REQUIRED WORK:
In the records that follow, find each line containing "value" and copy it.

────────────────

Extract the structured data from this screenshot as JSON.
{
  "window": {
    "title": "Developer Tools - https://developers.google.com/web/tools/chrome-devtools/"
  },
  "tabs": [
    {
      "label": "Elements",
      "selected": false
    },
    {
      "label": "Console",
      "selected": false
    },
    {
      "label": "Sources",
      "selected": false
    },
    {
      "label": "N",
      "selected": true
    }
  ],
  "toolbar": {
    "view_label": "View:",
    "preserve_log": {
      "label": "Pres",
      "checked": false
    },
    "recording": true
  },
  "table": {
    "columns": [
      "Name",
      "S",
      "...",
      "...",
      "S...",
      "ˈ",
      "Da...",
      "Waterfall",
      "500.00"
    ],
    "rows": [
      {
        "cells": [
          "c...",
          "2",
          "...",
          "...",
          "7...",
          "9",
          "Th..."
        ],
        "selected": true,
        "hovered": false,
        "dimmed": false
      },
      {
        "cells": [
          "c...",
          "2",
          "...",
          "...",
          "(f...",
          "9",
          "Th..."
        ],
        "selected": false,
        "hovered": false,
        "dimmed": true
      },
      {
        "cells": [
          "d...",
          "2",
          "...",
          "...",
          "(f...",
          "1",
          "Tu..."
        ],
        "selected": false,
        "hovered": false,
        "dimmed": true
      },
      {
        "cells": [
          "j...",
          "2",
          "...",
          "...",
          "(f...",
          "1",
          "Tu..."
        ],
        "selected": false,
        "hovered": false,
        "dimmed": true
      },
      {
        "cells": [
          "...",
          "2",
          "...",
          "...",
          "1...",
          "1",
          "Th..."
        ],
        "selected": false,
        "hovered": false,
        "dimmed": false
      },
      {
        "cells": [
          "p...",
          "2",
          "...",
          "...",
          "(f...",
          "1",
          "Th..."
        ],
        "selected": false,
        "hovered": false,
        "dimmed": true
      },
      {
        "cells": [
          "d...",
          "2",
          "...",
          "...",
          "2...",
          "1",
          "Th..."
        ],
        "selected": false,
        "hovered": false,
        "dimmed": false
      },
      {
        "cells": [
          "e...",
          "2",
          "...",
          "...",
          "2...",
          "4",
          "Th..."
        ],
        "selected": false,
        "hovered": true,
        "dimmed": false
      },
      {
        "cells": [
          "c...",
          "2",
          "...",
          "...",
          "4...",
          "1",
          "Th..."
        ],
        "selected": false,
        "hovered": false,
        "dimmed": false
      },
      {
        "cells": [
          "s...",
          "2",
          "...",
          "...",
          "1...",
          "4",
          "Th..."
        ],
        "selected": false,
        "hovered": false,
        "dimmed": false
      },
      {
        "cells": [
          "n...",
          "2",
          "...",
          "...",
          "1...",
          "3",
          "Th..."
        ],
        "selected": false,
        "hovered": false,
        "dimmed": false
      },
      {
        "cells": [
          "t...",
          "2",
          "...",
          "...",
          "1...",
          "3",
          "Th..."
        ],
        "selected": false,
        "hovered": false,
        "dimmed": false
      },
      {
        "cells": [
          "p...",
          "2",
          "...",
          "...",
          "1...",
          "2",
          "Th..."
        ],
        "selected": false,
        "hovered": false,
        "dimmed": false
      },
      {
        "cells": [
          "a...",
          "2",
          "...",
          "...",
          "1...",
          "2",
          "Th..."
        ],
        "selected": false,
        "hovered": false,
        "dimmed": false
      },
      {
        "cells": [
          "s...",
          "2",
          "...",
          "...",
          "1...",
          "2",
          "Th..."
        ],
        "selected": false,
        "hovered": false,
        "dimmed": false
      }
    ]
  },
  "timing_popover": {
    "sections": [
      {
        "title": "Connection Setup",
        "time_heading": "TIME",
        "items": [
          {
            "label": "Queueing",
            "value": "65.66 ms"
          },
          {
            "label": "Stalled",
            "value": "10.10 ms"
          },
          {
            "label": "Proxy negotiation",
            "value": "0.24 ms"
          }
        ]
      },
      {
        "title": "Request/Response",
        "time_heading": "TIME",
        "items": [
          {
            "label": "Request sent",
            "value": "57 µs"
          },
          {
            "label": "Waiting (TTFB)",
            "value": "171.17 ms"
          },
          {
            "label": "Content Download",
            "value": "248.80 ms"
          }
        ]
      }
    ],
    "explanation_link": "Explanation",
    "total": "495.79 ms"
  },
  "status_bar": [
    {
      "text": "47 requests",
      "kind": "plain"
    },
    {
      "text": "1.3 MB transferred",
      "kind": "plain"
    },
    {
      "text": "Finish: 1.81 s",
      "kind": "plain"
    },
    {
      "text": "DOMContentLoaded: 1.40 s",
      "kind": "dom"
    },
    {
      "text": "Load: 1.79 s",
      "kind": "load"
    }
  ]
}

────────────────

SOLVED PROBLEM:
            "value": "65.66 ms"
            "value": "10.10 ms"
            "value": "0.24 ms"
            "value": "57 µs"
            "value": "171.17 ms"
            "value": "248.80 ms"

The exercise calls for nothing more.